MR. H:Were there any scenes you yourself found so disturbing that you had to grin and bare while filming?
JB:Not really, because your shooting it one shot at a time. Hell, most of the time every one's laughing before I call "action". That's one thing that everyone always laughs about, they have so much fun working on the movie it surprises them to see it and be scared. We have a lot of fun on set. Scarlett Williams was laughing at the first Memphis showing at how John scares her in the movie and in real life he's a big teddy bear -- same thing for Pat.

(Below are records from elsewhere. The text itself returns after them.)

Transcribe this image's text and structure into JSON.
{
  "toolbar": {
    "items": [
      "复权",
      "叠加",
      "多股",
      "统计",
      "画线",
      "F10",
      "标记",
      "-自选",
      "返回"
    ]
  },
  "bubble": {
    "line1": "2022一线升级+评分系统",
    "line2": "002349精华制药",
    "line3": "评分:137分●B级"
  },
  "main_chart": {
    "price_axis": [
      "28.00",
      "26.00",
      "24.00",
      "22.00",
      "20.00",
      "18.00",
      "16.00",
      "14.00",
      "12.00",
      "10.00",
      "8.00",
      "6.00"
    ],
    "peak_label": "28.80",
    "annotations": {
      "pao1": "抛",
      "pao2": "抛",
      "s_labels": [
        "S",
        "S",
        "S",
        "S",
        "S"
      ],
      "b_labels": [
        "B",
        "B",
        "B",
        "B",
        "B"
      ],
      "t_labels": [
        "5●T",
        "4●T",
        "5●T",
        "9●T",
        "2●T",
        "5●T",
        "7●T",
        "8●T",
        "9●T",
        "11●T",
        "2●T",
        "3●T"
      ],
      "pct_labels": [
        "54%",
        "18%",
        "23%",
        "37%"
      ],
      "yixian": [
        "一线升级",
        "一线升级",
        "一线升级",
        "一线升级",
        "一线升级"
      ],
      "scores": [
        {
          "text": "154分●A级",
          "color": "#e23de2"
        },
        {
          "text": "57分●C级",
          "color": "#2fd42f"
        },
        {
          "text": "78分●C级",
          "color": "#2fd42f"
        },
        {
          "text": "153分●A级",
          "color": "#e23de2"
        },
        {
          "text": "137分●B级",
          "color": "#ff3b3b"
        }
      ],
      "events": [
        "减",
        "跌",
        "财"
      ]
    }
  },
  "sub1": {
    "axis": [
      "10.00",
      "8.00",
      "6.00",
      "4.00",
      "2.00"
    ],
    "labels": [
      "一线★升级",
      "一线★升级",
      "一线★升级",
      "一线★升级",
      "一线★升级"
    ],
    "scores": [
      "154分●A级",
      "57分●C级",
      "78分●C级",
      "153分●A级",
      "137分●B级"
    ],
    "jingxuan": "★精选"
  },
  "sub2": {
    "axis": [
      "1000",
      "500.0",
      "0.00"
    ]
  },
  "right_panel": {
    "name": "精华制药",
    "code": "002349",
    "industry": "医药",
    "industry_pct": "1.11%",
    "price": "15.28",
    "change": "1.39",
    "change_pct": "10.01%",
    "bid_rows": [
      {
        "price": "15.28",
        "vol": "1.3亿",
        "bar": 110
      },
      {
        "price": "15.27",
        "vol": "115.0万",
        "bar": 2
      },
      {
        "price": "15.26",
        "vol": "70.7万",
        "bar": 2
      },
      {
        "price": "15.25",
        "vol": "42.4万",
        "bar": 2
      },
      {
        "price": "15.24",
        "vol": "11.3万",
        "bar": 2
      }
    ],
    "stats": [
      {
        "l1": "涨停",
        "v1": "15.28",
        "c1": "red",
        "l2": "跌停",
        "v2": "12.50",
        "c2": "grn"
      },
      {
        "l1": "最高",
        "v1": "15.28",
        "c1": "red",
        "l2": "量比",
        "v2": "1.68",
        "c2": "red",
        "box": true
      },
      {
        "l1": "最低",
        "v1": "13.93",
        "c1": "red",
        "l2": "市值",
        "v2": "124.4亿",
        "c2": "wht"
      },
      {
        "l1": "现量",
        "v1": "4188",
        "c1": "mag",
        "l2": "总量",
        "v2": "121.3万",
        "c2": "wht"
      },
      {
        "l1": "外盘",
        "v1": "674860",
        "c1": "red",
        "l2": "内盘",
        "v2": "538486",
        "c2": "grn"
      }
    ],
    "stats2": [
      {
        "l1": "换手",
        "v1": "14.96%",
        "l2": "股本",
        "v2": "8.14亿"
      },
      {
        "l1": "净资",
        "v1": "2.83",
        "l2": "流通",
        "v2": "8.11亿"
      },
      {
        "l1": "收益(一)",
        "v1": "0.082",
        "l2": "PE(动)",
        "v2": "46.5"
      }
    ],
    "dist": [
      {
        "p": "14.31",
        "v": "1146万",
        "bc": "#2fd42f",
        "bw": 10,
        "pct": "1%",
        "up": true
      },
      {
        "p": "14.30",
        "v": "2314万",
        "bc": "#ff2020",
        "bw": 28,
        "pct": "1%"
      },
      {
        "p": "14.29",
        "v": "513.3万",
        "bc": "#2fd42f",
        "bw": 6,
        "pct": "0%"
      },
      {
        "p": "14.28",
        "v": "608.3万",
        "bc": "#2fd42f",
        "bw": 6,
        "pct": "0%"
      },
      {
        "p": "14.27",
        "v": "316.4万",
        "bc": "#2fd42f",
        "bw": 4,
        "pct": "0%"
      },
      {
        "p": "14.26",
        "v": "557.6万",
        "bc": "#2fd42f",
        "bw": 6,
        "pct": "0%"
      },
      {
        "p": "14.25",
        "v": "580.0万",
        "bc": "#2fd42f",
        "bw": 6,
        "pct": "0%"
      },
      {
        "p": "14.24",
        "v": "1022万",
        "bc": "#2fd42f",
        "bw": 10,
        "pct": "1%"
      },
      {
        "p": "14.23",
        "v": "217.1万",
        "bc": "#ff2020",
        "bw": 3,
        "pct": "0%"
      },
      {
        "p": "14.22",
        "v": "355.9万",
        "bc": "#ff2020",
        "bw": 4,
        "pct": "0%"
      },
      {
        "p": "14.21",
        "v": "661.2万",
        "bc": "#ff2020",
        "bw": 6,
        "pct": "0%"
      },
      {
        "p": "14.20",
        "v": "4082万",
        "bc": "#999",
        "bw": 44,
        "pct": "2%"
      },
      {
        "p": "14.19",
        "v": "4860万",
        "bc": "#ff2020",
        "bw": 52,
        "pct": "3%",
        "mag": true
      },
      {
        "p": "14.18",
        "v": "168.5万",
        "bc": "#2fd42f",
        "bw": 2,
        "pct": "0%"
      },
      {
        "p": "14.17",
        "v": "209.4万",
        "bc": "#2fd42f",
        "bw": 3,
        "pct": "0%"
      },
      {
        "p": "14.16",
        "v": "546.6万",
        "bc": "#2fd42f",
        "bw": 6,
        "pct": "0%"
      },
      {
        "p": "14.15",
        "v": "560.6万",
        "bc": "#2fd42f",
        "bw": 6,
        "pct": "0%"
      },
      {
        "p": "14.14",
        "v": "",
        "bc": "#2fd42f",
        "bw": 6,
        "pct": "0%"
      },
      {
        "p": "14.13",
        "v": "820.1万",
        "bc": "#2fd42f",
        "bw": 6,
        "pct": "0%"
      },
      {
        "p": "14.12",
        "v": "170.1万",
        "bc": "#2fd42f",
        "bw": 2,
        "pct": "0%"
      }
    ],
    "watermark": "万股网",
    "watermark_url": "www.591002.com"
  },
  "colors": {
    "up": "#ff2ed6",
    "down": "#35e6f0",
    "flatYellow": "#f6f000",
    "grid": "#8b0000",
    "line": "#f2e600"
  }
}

Now, there was a scene that was in the script that I decided not to shoot. It had Pat's character "Edgar" forcing one of the girls to have sex with a dead girl. We ended up not shooting it, for a couple of reasons. One being that by that point we had already started editing the movie and I knew it would've been cut, and two because I felt it was crossing a line that wasn't needed in this film -- not to say it won't go in somewhere else...but it just didn't fit in this one. I beleive that each film creates it's own lines and it's important to stay within those lines. In "Shutter" we filmed an 'almost' rape scene; hand held and in your face. That same scene would have been out of place in "Live Animals." Where the shop scene in "Live Animals," where everyone seems to squirm and cheer, would have been out of place in "Shutter."
MR. H:What scenes did you shoot in real-time that came out better than you expected them to when you first wrote them into the script?
JB:The entire end of the movie, from the shop on. I am extremely proud of the way that plays out. We did it just having fun and you can tell. Also, the scene with Wayne and Edgar just talking in Wayne's office. To me, that scene works; when Wayne reminds him that it's payday and hands him his check, the smile on Pat's face is priceless. Of course, I think everything really is better because once an actor gives a part life, it's completely different from the script. The script is a blueprint to get to the final project. If that makes any sense? It does to me.
MR. H:If "Live Animals" does well, do you have a followup movie in mind? A sequel or prequel perhaps?
JB:We have several projects we would like to do next. I kind of would like to do a werewolf movie. I would really like to see a werewolf movie done where it's shot and treated seriously. No camp. Like, what would happen if a werewolf was really slashing up people in a small town? I can imagine it being pretty brutal. But I don't know, we'll see.
MR. H:When can we expect "Live Animals" to be released?